Problem requirements
Scan the entries below and return each line that contains "FOLEY".

Data
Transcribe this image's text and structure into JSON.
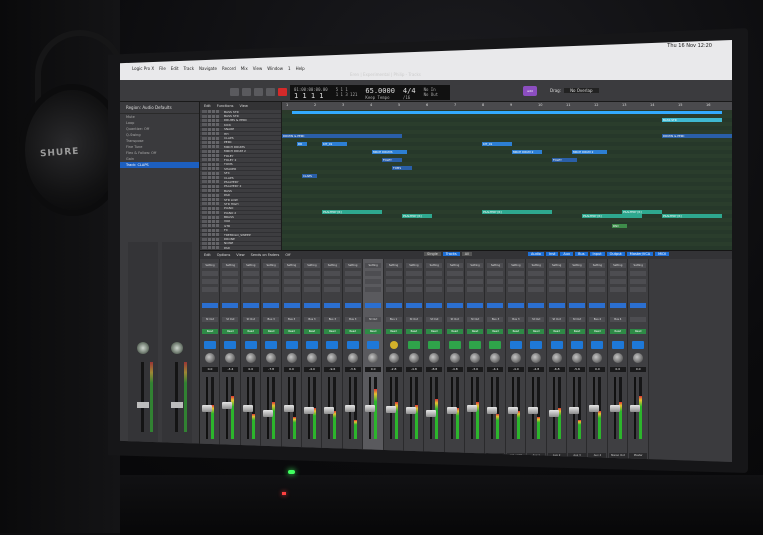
{
  "scene": {
    "brand_logo": "SHURE"
  },
  "menubar": {
    "items": [
      "Logic Pro X",
      "File",
      "Edit",
      "Track",
      "Navigate",
      "Record",
      "Mix",
      "View",
      "Window",
      "1",
      "Help"
    ],
    "clock": "Thu 16 Nov 12:20"
  },
  "control_bar": {
    "project_title": "Eren | Experimental | Philip - Tracks",
    "position_time": "01:00:00:00.00",
    "position_bars": "1 1 1 1",
    "locator_top": "5 1 1",
    "locator_bottom": "1 1 3 121",
    "tempo": "65.0000",
    "tempo_mode": "Keep Tempo",
    "signature": "4/4",
    "division": "/16",
    "in_label": "No In",
    "out_label": "No Out",
    "drag_label": "Drag:",
    "drag_value": "No Overlap",
    "snap_label": "Snap:",
    "snap_value": "Smart",
    "lcd_button": "add"
  },
  "inspector": {
    "title": "Region: Audio Defaults",
    "rows": [
      "Mute",
      "Loop",
      "Quantize: Off",
      "Q-Swing",
      "Transpose",
      "Fine Tune",
      "Flex & Follow: Off",
      "Gain"
    ],
    "track_title": "Track: CLAPS",
    "icon": "audio-waveform-icon"
  },
  "tracklist": {
    "toolbar": [
      "Edit",
      "Functions",
      "View"
    ],
    "tracks": [
      "BASS STR",
      "BASS STR",
      "DRUMS & PERC",
      "KICK",
      "SNARE",
      "HH",
      "CLAPS",
      "PERC",
      "MRCH DRUMS",
      "MRCH DRUM 2",
      "FOLEY",
      "FOLEY 2",
      "TOMS",
      "SHAKER",
      "SFX",
      "CLAPS",
      "PSALTERY",
      "PSALTERY 2",
      "BASS",
      "PAD",
      "STR LOW",
      "STR HIGH",
      "PIANO",
      "PIANO 2",
      "BRASS",
      "VOX",
      "GTR",
      "FX",
      "TREMOLO_SWEEP",
      "DRONE",
      "NOISE",
      "PAD"
    ]
  },
  "arrange": {
    "ruler": [
      "1",
      "2",
      "3",
      "4",
      "5",
      "6",
      "7",
      "8",
      "9",
      "10",
      "11",
      "12",
      "13",
      "14",
      "15",
      "16"
    ],
    "regions": [
      {
        "text": "BASS STR",
        "color": "#3fb8d0"
      },
      {
        "text": "BASS STR",
        "color": "#3fb8d0"
      },
      {
        "text": "DRUMS & PERC",
        "color": "#2a5fa8"
      },
      {
        "text": "DRUMS & PERC",
        "color": "#2a5fa8"
      },
      {
        "text": "DR",
        "color": "#2d7fd3"
      },
      {
        "text": "KIT_01",
        "color": "#2d7fd3"
      },
      {
        "text": "KIT_01",
        "color": "#2d7fd3"
      },
      {
        "text": "MRCH DRUMS",
        "color": "#2d7fd3"
      },
      {
        "text": "MRCH DRUM 2",
        "color": "#2d7fd3"
      },
      {
        "text": "MRCH DRUM 2",
        "color": "#2d7fd3"
      },
      {
        "text": "FOLEY",
        "color": "#2a5fa8"
      },
      {
        "text": "FOLEY",
        "color": "#2a5fa8"
      },
      {
        "text": "TOMS",
        "color": "#2a5fa8"
      },
      {
        "text": "CLAPS",
        "color": "#2a5fa8"
      },
      {
        "text": "PSALTERY [R]",
        "color": "#2ea88f"
      },
      {
        "text": "PSALTERY [R]",
        "color": "#2ea88f"
      },
      {
        "text": "PSALTERY [R]",
        "color": "#2ea88f"
      },
      {
        "text": "PSALTERY [R]",
        "color": "#2ea88f"
      },
      {
        "text": "PSALTERY [R]",
        "color": "#2ea88f"
      },
      {
        "text": "PSALTERY [R]",
        "color": "#2ea88f"
      },
      {
        "text": "PAD",
        "color": "#3e8c4a"
      }
    ]
  },
  "mixer": {
    "toolbar_left": [
      "Edit",
      "Options",
      "View",
      "Sends on Faders",
      "Off"
    ],
    "toolbar_mid": [
      "Single",
      "Tracks",
      "All"
    ],
    "toolbar_mid_active": 1,
    "toolbar_right": [
      "Audio",
      "Inst",
      "Aux",
      "Bus",
      "Input",
      "Output",
      "Master/VCA",
      "MIDI"
    ],
    "strips": [
      {
        "name": "BASS STR",
        "value": "0.0",
        "icon": "blue",
        "slot": "St Out",
        "level": 0.55,
        "fader": 0.5
      },
      {
        "name": "DRUMS",
        "value": "-3.4",
        "icon": "blue",
        "slot": "St Out",
        "level": 0.7,
        "fader": 0.55
      },
      {
        "name": "KIT",
        "value": "0.0",
        "icon": "blue",
        "slot": "St Out",
        "level": 0.4,
        "fader": 0.5
      },
      {
        "name": "MRCH DR",
        "value": "-7.8",
        "icon": "blue",
        "slot": "Bus 3",
        "level": 0.6,
        "fader": 0.4
      },
      {
        "name": "FOLEY",
        "value": "0.0",
        "icon": "blue",
        "slot": "Bus 3",
        "level": 0.35,
        "fader": 0.5
      },
      {
        "name": "FOLEY 2",
        "value": "-4.0",
        "icon": "blue",
        "slot": "Bus 3",
        "level": 0.5,
        "fader": 0.45
      },
      {
        "name": "TOMS",
        "value": "-9.6",
        "icon": "blue",
        "slot": "Bus 3",
        "level": 0.45,
        "fader": 0.45
      },
      {
        "name": "SHAKER",
        "value": "-3.6",
        "icon": "blue",
        "slot": "Bus 3",
        "level": 0.3,
        "fader": 0.5
      },
      {
        "name": "CLAPS",
        "value": "0.0",
        "icon": "blue",
        "slot": "St Out",
        "level": 0.8,
        "fader": 0.5,
        "selected": true
      },
      {
        "name": "CLAPS",
        "value": "-2.8",
        "icon": "yel",
        "slot": "Bus 1",
        "level": 0.6,
        "fader": 0.48
      },
      {
        "name": "PSALTERY",
        "value": "-4.8",
        "icon": "gr",
        "slot": "St Out",
        "level": 0.55,
        "fader": 0.45
      },
      {
        "name": "PSAL 2",
        "value": "-8.8",
        "icon": "gr",
        "slot": "St Out",
        "level": 0.65,
        "fader": 0.4
      },
      {
        "name": "BASS",
        "value": "-4.8",
        "icon": "gr",
        "slot": "St Out",
        "level": 0.5,
        "fader": 0.45
      },
      {
        "name": "PAD",
        "value": "-3.0",
        "icon": "gr",
        "slot": "St Out",
        "level": 0.6,
        "fader": 0.5
      },
      {
        "name": "STR LOW",
        "value": "-4.1",
        "icon": "gr",
        "slot": "Bus 3",
        "level": 0.4,
        "fader": 0.45
      },
      {
        "name": "STR HIGH",
        "value": "-4.0",
        "icon": "blue",
        "slot": "Bus 3",
        "level": 0.45,
        "fader": 0.45
      },
      {
        "name": "Aux 1",
        "value": "-4.8",
        "icon": "blue",
        "slot": "St Out",
        "level": 0.35,
        "fader": 0.45
      },
      {
        "name": "Aux 2",
        "value": "-6.8",
        "icon": "blue",
        "slot": "St Out",
        "level": 0.5,
        "fader": 0.4
      },
      {
        "name": "Aux 3",
        "value": "-5.6",
        "icon": "blue",
        "slot": "St Out",
        "level": 0.3,
        "fader": 0.45
      },
      {
        "name": "Aux 4",
        "value": "0.0",
        "icon": "blue",
        "slot": "Bus 4",
        "level": 0.45,
        "fader": 0.5
      },
      {
        "name": "Stereo Out",
        "value": "0.0",
        "icon": "blue",
        "slot": "Bus 4",
        "level": 0.6,
        "fader": 0.5
      },
      {
        "name": "Master",
        "value": "0.0",
        "icon": "blue",
        "slot": "",
        "level": 0.7,
        "fader": 0.5
      }
    ]
  }
}
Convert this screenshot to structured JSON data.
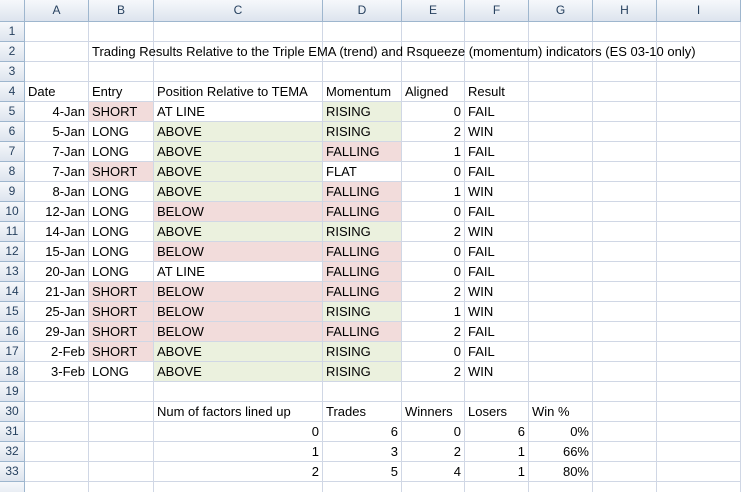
{
  "columns": [
    "A",
    "B",
    "C",
    "D",
    "E",
    "F",
    "G",
    "H",
    "I"
  ],
  "row_numbers": [
    "1",
    "2",
    "3",
    "4",
    "5",
    "6",
    "7",
    "8",
    "9",
    "10",
    "11",
    "12",
    "13",
    "14",
    "15",
    "16",
    "17",
    "18",
    "19",
    "30",
    "31",
    "32",
    "33",
    ""
  ],
  "title": "Trading Results Relative to the Triple EMA (trend) and Rsqueeze (momentum) indicators (ES 03-10 only)",
  "headers": [
    "Date",
    "Entry",
    "Position Relative to TEMA",
    "Momentum",
    "Aligned",
    "Result"
  ],
  "trades": [
    {
      "date": "4-Jan",
      "entry": "SHORT",
      "position": "AT LINE",
      "momentum": "RISING",
      "aligned": "0",
      "result": "FAIL"
    },
    {
      "date": "5-Jan",
      "entry": "LONG",
      "position": "ABOVE",
      "momentum": "RISING",
      "aligned": "2",
      "result": "WIN"
    },
    {
      "date": "7-Jan",
      "entry": "LONG",
      "position": "ABOVE",
      "momentum": "FALLING",
      "aligned": "1",
      "result": "FAIL"
    },
    {
      "date": "7-Jan",
      "entry": "SHORT",
      "position": "ABOVE",
      "momentum": "FLAT",
      "aligned": "0",
      "result": "FAIL"
    },
    {
      "date": "8-Jan",
      "entry": "LONG",
      "position": "ABOVE",
      "momentum": "FALLING",
      "aligned": "1",
      "result": "WIN"
    },
    {
      "date": "12-Jan",
      "entry": "LONG",
      "position": "BELOW",
      "momentum": "FALLING",
      "aligned": "0",
      "result": "FAIL"
    },
    {
      "date": "14-Jan",
      "entry": "LONG",
      "position": "ABOVE",
      "momentum": "RISING",
      "aligned": "2",
      "result": "WIN"
    },
    {
      "date": "15-Jan",
      "entry": "LONG",
      "position": "BELOW",
      "momentum": "FALLING",
      "aligned": "0",
      "result": "FAIL"
    },
    {
      "date": "20-Jan",
      "entry": "LONG",
      "position": "AT LINE",
      "momentum": "FALLING",
      "aligned": "0",
      "result": "FAIL"
    },
    {
      "date": "21-Jan",
      "entry": "SHORT",
      "position": "BELOW",
      "momentum": "FALLING",
      "aligned": "2",
      "result": "WIN"
    },
    {
      "date": "25-Jan",
      "entry": "SHORT",
      "position": "BELOW",
      "momentum": "RISING",
      "aligned": "1",
      "result": "WIN"
    },
    {
      "date": "29-Jan",
      "entry": "SHORT",
      "position": "BELOW",
      "momentum": "FALLING",
      "aligned": "2",
      "result": "FAIL"
    },
    {
      "date": "2-Feb",
      "entry": "SHORT",
      "position": "ABOVE",
      "momentum": "RISING",
      "aligned": "0",
      "result": "FAIL"
    },
    {
      "date": "3-Feb",
      "entry": "LONG",
      "position": "ABOVE",
      "momentum": "RISING",
      "aligned": "2",
      "result": "WIN"
    }
  ],
  "summary": {
    "headers": [
      "Num of factors lined up",
      "Trades",
      "Winners",
      "Losers",
      "Win %"
    ],
    "rows": [
      [
        "0",
        "6",
        "0",
        "6",
        "0%"
      ],
      [
        "1",
        "3",
        "2",
        "1",
        "66%"
      ],
      [
        "2",
        "5",
        "4",
        "1",
        "80%"
      ]
    ]
  },
  "colors": {
    "short_highlight": "#f2dcdb",
    "long_highlight": "#ebf1de",
    "grid": "#d0d7e5",
    "header_text": "#27415f"
  }
}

Finished exercise
      "FOLEY",
      "FOLEY 2",
        "text": "FOLEY",
        "text": "FOLEY",
        "name": "FOLEY",
        "name": "FOLEY 2",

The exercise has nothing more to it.